I chose Maryville because I wanted to play for a winning program. I came from Rockledge High School (Fla.) where we were state runner-up my senior year and I wanted to join a program that had a winning tradition and Maryville was the best fit for that, as well as the style of play that Coach Implemented.
What was your major at Maryville? What are you doing now?
I graduated with a degree in Psychology with a Minor in Sociology. I am currently the head men's basketball coach at Penn State University at Altoona. I also serve as the Coordinator of Student-Athlete Services
As a player at MC what was your best moment as a player?
My best moment was beating NCAA DI Belmont at Belmont my junior year and actually contributing down the stretch with a free throw and a couple rebounds to help seal the win!
As a former player of Coach Lambert, what are some of the things you learned at MC that you have taken to your profession as a coach?
Coach Lambert has been a major influence on my coaching style especially when it comes to running a practice and preparation. Coach is a stickler for taking advantage of practice time and meticulous about his preparation. Also, he taught most importantly that you must be responsible for your decisions whether right or wrong, and that has helped both on the court and off.
While at MC, of your teammates who was someone you looked up to and why?
I'd say Dee Bell. Dee was the consummate Fighting Scot, he busted his butt every day in practice and in the games, all while doing it right off the court as well. A good student and a guy that never strayed from the path. He was a guy I wish I would have followed more when I was a player. Not to mention is one of the best post players in the history of MC basketball.
Describe your former teammates in one word:
Wayne Norman- leader
Jeremy Burgess- SHOOTER!!
Scotty McDaniel- versatile
Sammy Williams- defense
Jason Poag- Hops!
Brian Mills- Red
Michael Danzy- crafty
Chris Houseright- STUD
Brent Watts- player
Teaun Winton- True PG
Jon Vaughn- physical
Spencer Beaty- battler
Dee Bell- Mr. MC
Travel Plans for the 2017-2018 Season
at Huntingdon (12-16-17) 2:00 p.m. CST
Hotel (12-15-17) Holiday Inn Express 334-271-5516
at LaGrange (12-17-17) 3:00 p.m.
Hotel (12-16-17) Wyndham LaGrange 706-298-5270
at NC Wesleyan (1-6-18) 2:00 p.m.

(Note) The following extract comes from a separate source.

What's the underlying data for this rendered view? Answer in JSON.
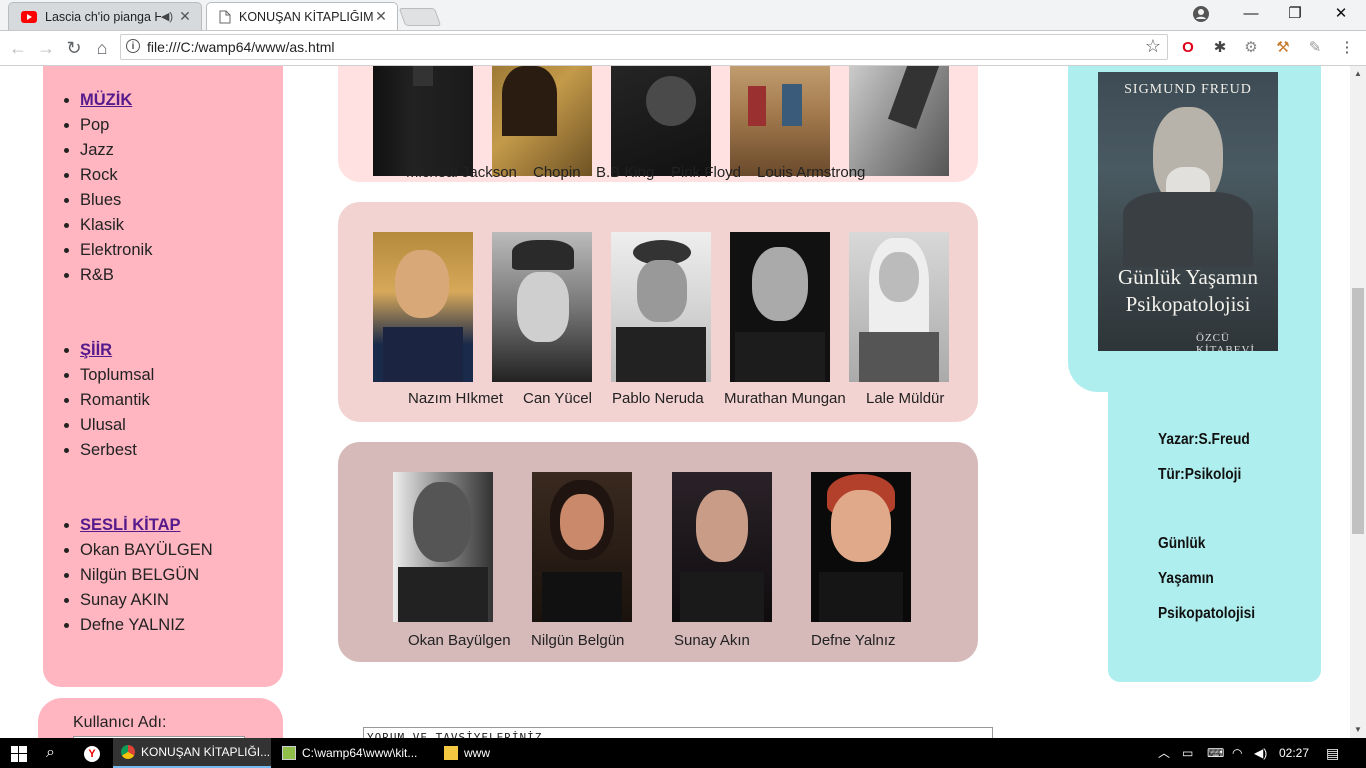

Hotel (1-5-17) Country Inn & Suites 252-442-0500
at Ferrum (1-7-18) 3:00 p.m.
Hotel (1-6-18) Holiday Inn Express 540-489-5001
at William Peace (2-2-18) 7:30 p.m.
Hotel (2-1-18) Homewood Suites 919-785-3498